Henry Morgenthau III, a producer and documentarian for public television in its earliest days, died Wednesday in Washington, D.C., of complications from aortic stenosis. He was 101.
His son, cinematographer Kramer Morgenthau, said in a Washington Post obituary that his father was inspired by “the whole concept of using television to educate and also tell stories of marginalized people in society.”
Henry Morgenthau joined WGBH in Boston in 1957, just two years after it went on the air. He worked there as a producer until 1977. Morgenthau’s work at WGBH won national honors including Peabody, Emmy and UPI awards.

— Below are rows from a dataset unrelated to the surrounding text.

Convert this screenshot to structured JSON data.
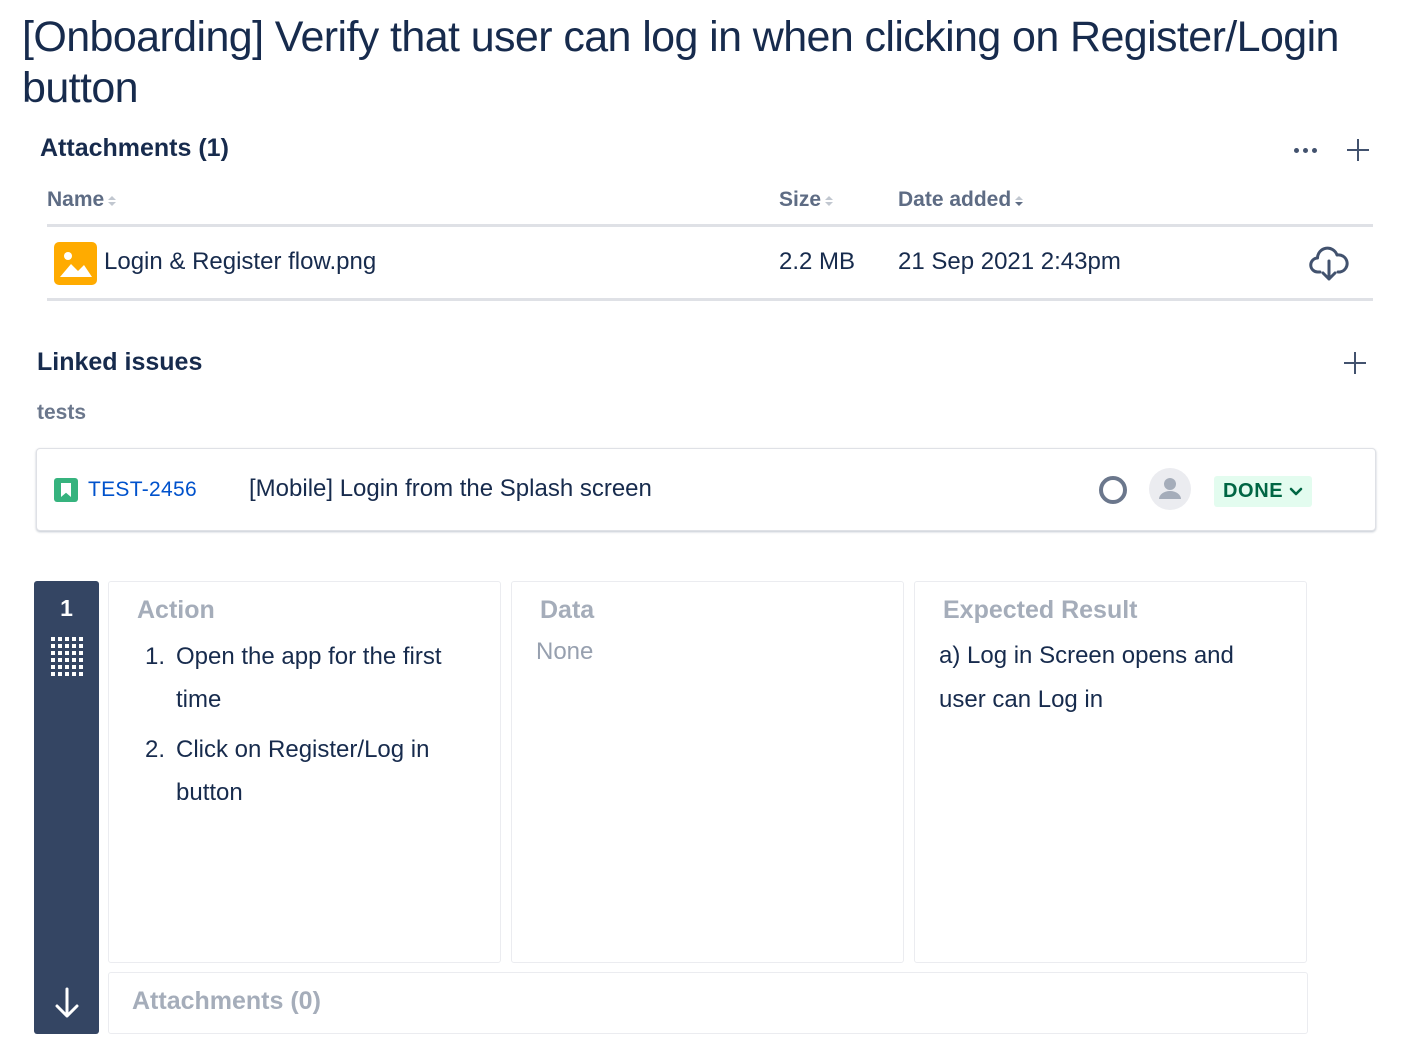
{
  "issue": {
    "title": "[Onboarding] Verify that user can log in when clicking on Register/Login button"
  },
  "attachments": {
    "header": "Attachments (1)",
    "columns": {
      "name": "Name",
      "size": "Size",
      "date": "Date added"
    },
    "files": [
      {
        "name": "Login & Register flow.png",
        "size": "2.2 MB",
        "date": "21 Sep 2021 2:43pm",
        "icon": "image-file-icon"
      }
    ],
    "actions": {
      "more": "more-actions-icon",
      "add": "add-icon",
      "download": "download-cloud-icon"
    }
  },
  "linked_issues": {
    "header": "Linked issues",
    "relation": "tests",
    "items": [
      {
        "key": "TEST-2456",
        "summary": "[Mobile] Login from the Splash screen",
        "type_icon": "story-icon",
        "status": "DONE",
        "status_color": "#006644",
        "status_bg": "#e3fcef"
      }
    ]
  },
  "test_step": {
    "number": "1",
    "action": {
      "title": "Action",
      "items": [
        {
          "num": "1.",
          "text": "Open the app for the first time"
        },
        {
          "num": "2.",
          "text": "Click on Register/Log in button"
        }
      ]
    },
    "data": {
      "title": "Data",
      "value": "None"
    },
    "expected": {
      "title": "Expected Result",
      "value": "a) Log in Screen opens and user can Log in"
    },
    "attachments_label": "Attachments (0)"
  },
  "colors": {
    "text_primary": "#172b4d",
    "text_muted": "#a5adba",
    "link": "#0052cc",
    "step_bar": "#344563",
    "image_icon": "#ffab00",
    "story_icon": "#36b37e"
  }
}
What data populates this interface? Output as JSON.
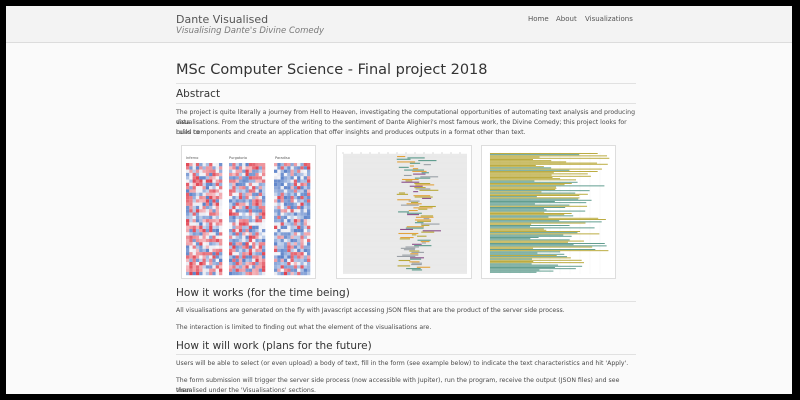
{
  "navbar": {
    "brand_title": "Dante Visualised",
    "brand_subtitle": "Visualising Dante's Divine Comedy",
    "links": [
      "Home",
      "About",
      "Visualizations"
    ]
  },
  "main": {
    "page_title": "MSc Computer Science - Final project 2018",
    "abstract_heading": "Abstract",
    "abstract_line1": "The project is quite literally a journey from Hell to Heaven, investigating the computational opportunities of automating text analysis and producing data",
    "abstract_line2": "visualisations. From the structure of the writing to the sentiment of Dante Alighieri's most famous work, the Divine Comedy; this project looks for rules to",
    "abstract_line3": "build components and create an application that offer insights and produces outputs in a format other than text.",
    "heatmap_panel_labels": [
      "Inferno",
      "Purgatorio",
      "Paradiso"
    ],
    "how_works_heading": "How it works (for the time being)",
    "how_works_p1": "All visualisations are generated on the fly with Javascript accessing JSON files that are the product of the server side process.",
    "how_works_p2": "The interaction is limited to finding out what the element of the visualisations are.",
    "how_will_heading": "How it will work (plans for the future)",
    "how_will_p1": "Users will be able to select (or even upload) a body of text, fill in the form (see example below) to indicate the text characteristics and hit 'Apply'.",
    "how_will_p2_line1": "The form submission will trigger the server side process (now accessible with Jupiter), run the program, receive the output (JSON files) and see them",
    "how_will_p2_line2": "visualised under the 'Visualisations' sections."
  },
  "colors": {
    "heat_red": "#e0414f",
    "heat_blue": "#5b82c9",
    "heat_neutral": "#e8e8f0",
    "bar_olive": "#b8a838",
    "bar_teal": "#5b9a8b",
    "bar_grey": "#9aa0a6",
    "bar_purple": "#8a4f8a",
    "bar_orange": "#e2a23b"
  }
}
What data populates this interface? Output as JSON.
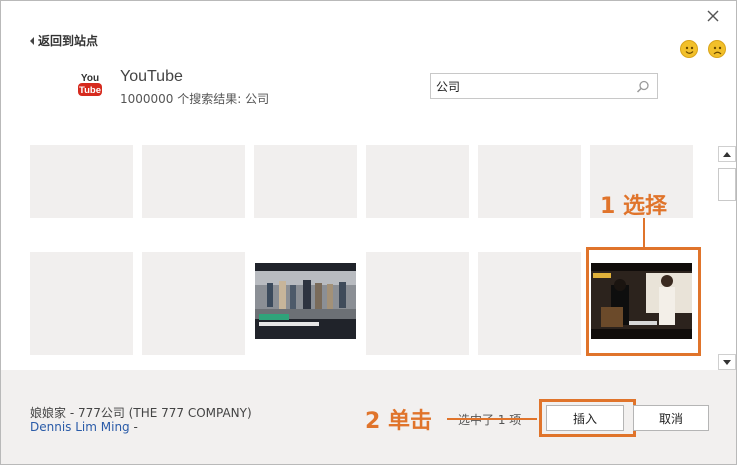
{
  "dialog": {
    "close_icon": "close-icon",
    "back_label": "返回到站点",
    "feedback_icons": [
      "smiley-happy-icon",
      "smiley-sad-icon"
    ]
  },
  "provider": {
    "logo_text_top": "You",
    "logo_text_bottom": "Tube",
    "name": "YouTube",
    "result_count": "1000000 个搜索结果: 公司"
  },
  "search": {
    "value": "公司",
    "placeholder": ""
  },
  "results": {
    "row1_count": 6,
    "row2_count": 6,
    "thumbnail_tiles": [
      3,
      6
    ]
  },
  "annotations": {
    "step1": "1 选择",
    "step2": "2 单击",
    "color": "#e0742b"
  },
  "footer": {
    "video_title": "娘娘家 - 777公司 (THE 777 COMPANY)",
    "author": "Dennis Lim Ming",
    "author_suffix": " -",
    "selected_count": "选中了 1 项",
    "insert_label": "插入",
    "cancel_label": "取消"
  }
}
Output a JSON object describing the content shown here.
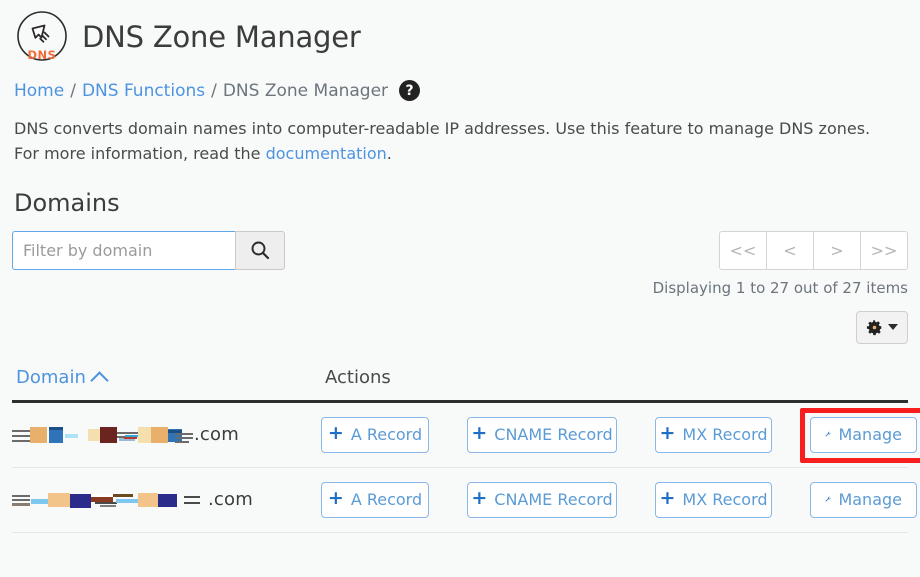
{
  "header": {
    "title": "DNS Zone Manager",
    "logo_text": "DNS",
    "logo_icon": "hand-pointer-icon"
  },
  "breadcrumb": {
    "home": "Home",
    "parent": "DNS Functions",
    "current": "DNS Zone Manager",
    "separator": "/",
    "help_icon_label": "?"
  },
  "description": {
    "line1": "DNS converts domain names into computer-readable IP addresses. Use this feature to manage DNS zones.",
    "line2_prefix": "For more information, read the ",
    "link": "documentation",
    "line2_suffix": "."
  },
  "domains_section": {
    "title": "Domains",
    "search": {
      "placeholder": "Filter by domain",
      "value": "",
      "button_icon": "search-icon"
    },
    "pagination": {
      "first": "<<",
      "previous": "<",
      "next": ">",
      "last": ">>",
      "status": "Displaying 1 to 27 out of 27 items"
    },
    "settings": {
      "icon": "gear-icon",
      "caret": "chevron-down-icon"
    }
  },
  "table": {
    "columns": [
      {
        "label": "Domain",
        "sortable": true,
        "sort_direction": "ascending"
      },
      {
        "label": "Actions",
        "sortable": false
      }
    ],
    "rows": [
      {
        "domain_redacted": true,
        "domain_tld": ".com",
        "actions": [
          {
            "label": "A Record",
            "icon": "plus-icon"
          },
          {
            "label": "CNAME Record",
            "icon": "plus-icon"
          },
          {
            "label": "MX Record",
            "icon": "plus-icon"
          },
          {
            "label": "Manage",
            "icon": "wrench-icon",
            "highlighted": true
          }
        ]
      },
      {
        "domain_redacted": true,
        "domain_tld": ".com",
        "actions": [
          {
            "label": "A Record",
            "icon": "plus-icon"
          },
          {
            "label": "CNAME Record",
            "icon": "plus-icon"
          },
          {
            "label": "MX Record",
            "icon": "plus-icon"
          },
          {
            "label": "Manage",
            "icon": "wrench-icon",
            "highlighted": false
          }
        ]
      }
    ]
  },
  "colors": {
    "link": "#4d94e0",
    "button_border": "#8ab8e8",
    "button_text": "#5b9bd5",
    "plus_icon": "#1f6fc4",
    "annotation": "#f91e1e",
    "page_background": "#f8f9f9",
    "header_rule": "#2e2e2e",
    "logo_accent": "#f26b38"
  }
}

He was recognized during a celebration of 50 years of public broadcasting in November at the Library of Congress.
Among his signature programs was South African Essay, a miniseries about apartheid. Another of his projects, Eleanor Roosevelt: Prospects of Mankind, was a weekly talk show hosted by the former first lady that aired from 1959–62. Filmed at Brandeis University, the roundtable discussion featured guests including John Kenneth Galbraith, John F. Kennedy, Henry Kissinger, Edward R. Murrow, Bertrand Russell and Adlai Stevenson
In 1963 Morgenthau interviewed the Rev. Martin Luther King Jr., Malcolm X and James Baldwin for The Negro and the American Promise. Portions of the Baldwin interview aired in the 2016 Independent Lens documentary I Am Not Your Negro, which received an Academy Award nomination.
In 1967 he produced A Conversation with Svetlana Alliluyeva, a documentary about Joseph Stalin’s daughter, for NET Journal, a public TV news and public affairs anthology series.
Henry Becton, WGBH vice chair and former station president, was a producer trainee under Morgenthau. Becton recalled Morgenthau as a “beloved mentor to many of us,” with a refreshingly understated and selfless style, according to a statement from the station.
“Our audience benefitted time after time from Henry’s genuine and far-ranging intellectual curiosity, from his social conscience, often ahead of his time, and from his access to the best minds and leaders in numerous fields,” said Becton, who worked with Morgenthau on a national special about parenting hosted by pediatrician Dr. T. Barry Brazelton.
Morgenthau was born Jan. 11, 1917, in New York City, son of Elinor Fatman and Henry Morgenthau Jr. He attended Princeton University, graduating with an art history degree in 1939. Morgenthau served in the Army during World War II and received a Bronze Star. He married Ruth Schachter in 1962; she died in 2006.
He authored two books: the family history Mostly Morgenthaus in 1991 and a book of poetry published when he was 99 years old, A Sunday in Purgatory. “Later in life Henry’s creativity found a new chapter as a poet, continuing to inspire us to the end,” Becton said.
Survivors in addition to Kramer include a daughter, Sarah Morgenthau of Washington; a son, Henry “Ben” Morgenthau IV of Danville, Calif.; a brother, Robert M. Morgenthau; and six grandchildren.
He was preceded in death by a sister, Joan Morgenthau Hirschhorn.
Services took place Monday in Washington; interment will be in New York City. In lieu of flowers, contributions may be made to The Henry Morgenthau Poetry Prize, c/o Passager Books, 1420 N. Charles St., Baltimore, MD 21201; or to Princeton University, 330 Alexander St., Princeton, NJ 08540.